In September 2016 I declared my candidacy, paid my $200, and purchased a study guide. I signed up for the Imaging USA 2017 conference, read the entire study guide, and attended the three-day pre-conference class and passed the written test. While I was nervous, I had made it past the first major hurdle.
Returning home, I was anxious about having to submit images for critique and shooting portfolio. I was hoping that I would be able to find acceptable images from my previous work that would qualify. I submitted a few images that I thought would pass, received critical feedback, and felt the sting of having someone else judge my work as being unworthy. I decided that I needed to watch others get critiqued and learn from their successes and failures. I spent over a year watching weekly critiques. I attended the next conference and felt I was falling behind. Doubt was starting to settle in.
Not having a studio, I started in my basement. I bought lighting equipment, stands, a mannequin head, wigs, backdrops, light meters, grey cards, and calibration software for my monitors. I quickly determined that the ceiling was too low in the basement. Moving into my daughter’s vacated bedroom, I quickly found that a 70-200 mm lens would not let me shoot in a bedroom that was only fifteen feet across. I finally settled in our family room which has a cathedral ceiling and sufficient length for my lens.
May 2018, I have less than a year to build my portfolio, submit, and pass. I have a limited amount of time to find my subjects/victims, photograph them, and build my portfolio. June, August, and October are the only submission periods left. If I don’t get this done I have to pay $100 to extend for an additional year. Unfortunately, I do not have a thriving business or clients pounding on my door. My chances of enticing people to pay me is running thin.
Luckily, I have met many actors through my Behind the Scenes Photography. I decide to reach out to them for help, so I offered actors the opportunity to sit for portraits/headshots to help me build my portfolio. I stop my neighbors while walking my dogs and interrupt them while they jog to see if the want new headshots!

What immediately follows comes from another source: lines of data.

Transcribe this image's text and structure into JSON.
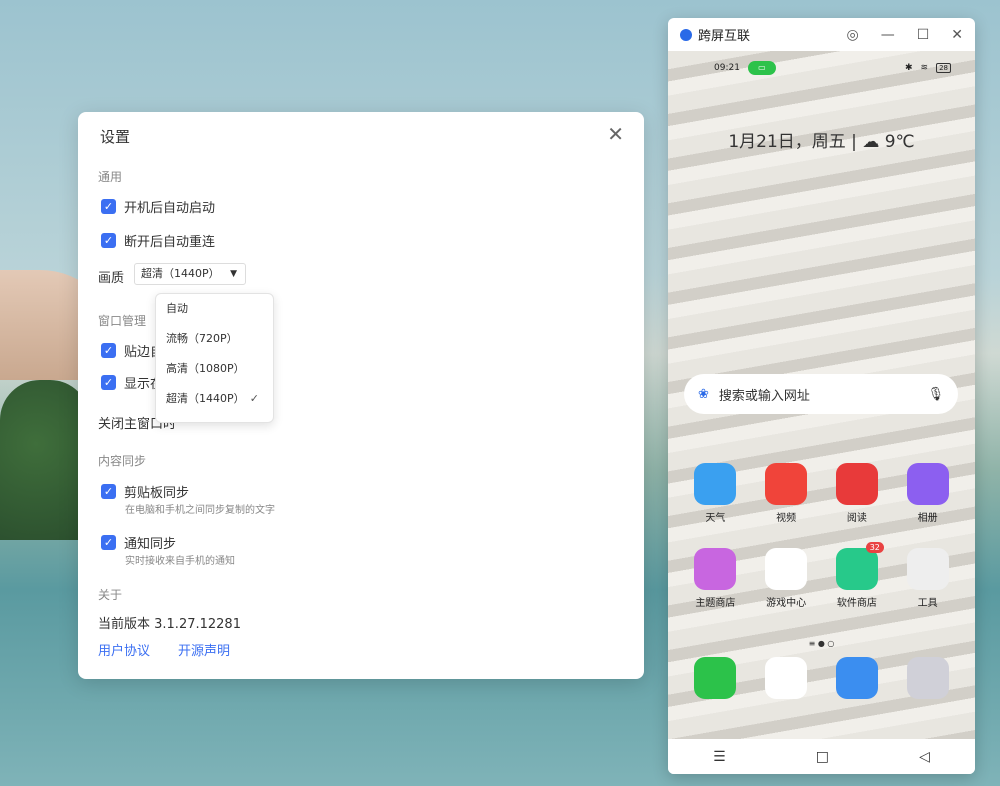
{
  "settings": {
    "title": "设置",
    "close": "✕",
    "general": "通用",
    "autostart": "开机后自动启动",
    "reconnect": "断开后自动重连",
    "quality_label": "画质",
    "quality_value": "超清（1440P）",
    "quality_options": [
      "自动",
      "流畅（720P）",
      "高清（1080P）",
      "超清（1440P）"
    ],
    "window": "窗口管理",
    "snap": "贴边自",
    "show": "显示在",
    "close_main": "关闭主窗口时",
    "sync": "内容同步",
    "clipboard": "剪贴板同步",
    "clipboard_desc": "在电脑和手机之间同步复制的文字",
    "notify": "通知同步",
    "notify_desc": "实时接收来自手机的通知",
    "about": "关于",
    "version": "当前版本 3.1.27.12281",
    "agreement": "用户协议",
    "opensource": "开源声明"
  },
  "phone": {
    "title": "跨屏互联",
    "time": "09:21",
    "battery": "28",
    "date": "1月21日，周五",
    "temp": "9℃",
    "search": "搜索或输入网址",
    "apps": [
      {
        "label": "天气",
        "color": "#3aa0f0"
      },
      {
        "label": "视频",
        "color": "#f0443a"
      },
      {
        "label": "阅读",
        "color": "#e83a3a"
      },
      {
        "label": "相册",
        "color": "#8c5ff0"
      },
      {
        "label": "主题商店",
        "color": "#c866e0"
      },
      {
        "label": "游戏中心",
        "color": "#ffffff"
      },
      {
        "label": "软件商店",
        "color": "#27c98a",
        "badge": "32"
      },
      {
        "label": "工具",
        "color": "#eeeeee"
      }
    ],
    "dock": [
      {
        "name": "phone",
        "color": "#2cc24a"
      },
      {
        "name": "messages",
        "color": "#ffffff"
      },
      {
        "name": "browser",
        "color": "#3b8ef0"
      },
      {
        "name": "camera",
        "color": "#d0d0d8"
      }
    ]
  }
}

With the help of my film family, neighbors, and especially my daughter Anna, I was able to successfully build my portfolio by the end of September and receive enough feedback, that I thought I might pass. I submitted my portfolio on October 5th and waited. By November 3rd I was going nuts with anxiety and starting to lose sleep.
Finally, on Tuesday, November 6th, I received the e-mail congratulating me on obtaining my certification through Professional Photographers of America. My market materials should be arriving soon, and I can proudly display CPP at the end of my name on all correspondence, business cards, web-site and marketing material.
I will complete my seventh film, A Bennett Song Holiday, with Harley Wallen & Nancy Oeswein on January 13th, 2019 and I leave January 16th for Imaging USA 2019. I will proudly walk across the stage and receive the acknowledgment by other Professional Photographers that I am certified. It is an elite group. PPA has 30,000+ members, is the only photography organization with a certification program, and only 1,550 of these members are certified CPPs.
Life is a journey! I named my photography company Winding Trail Photography as an analogy. I am continuing my journey! My next goal is to study and enter print competition so that I can continue to grow and hopefully receive merit awards that show my progress.
If we have not met, I hope that we do on a future film or at my home studio. Life is a journey and I hope to meet you somewhere along the trail!
If I can help you with your photographic needs, please consider reaching out to me.
All the Best,
Jim House CPP
Winding Trail Photography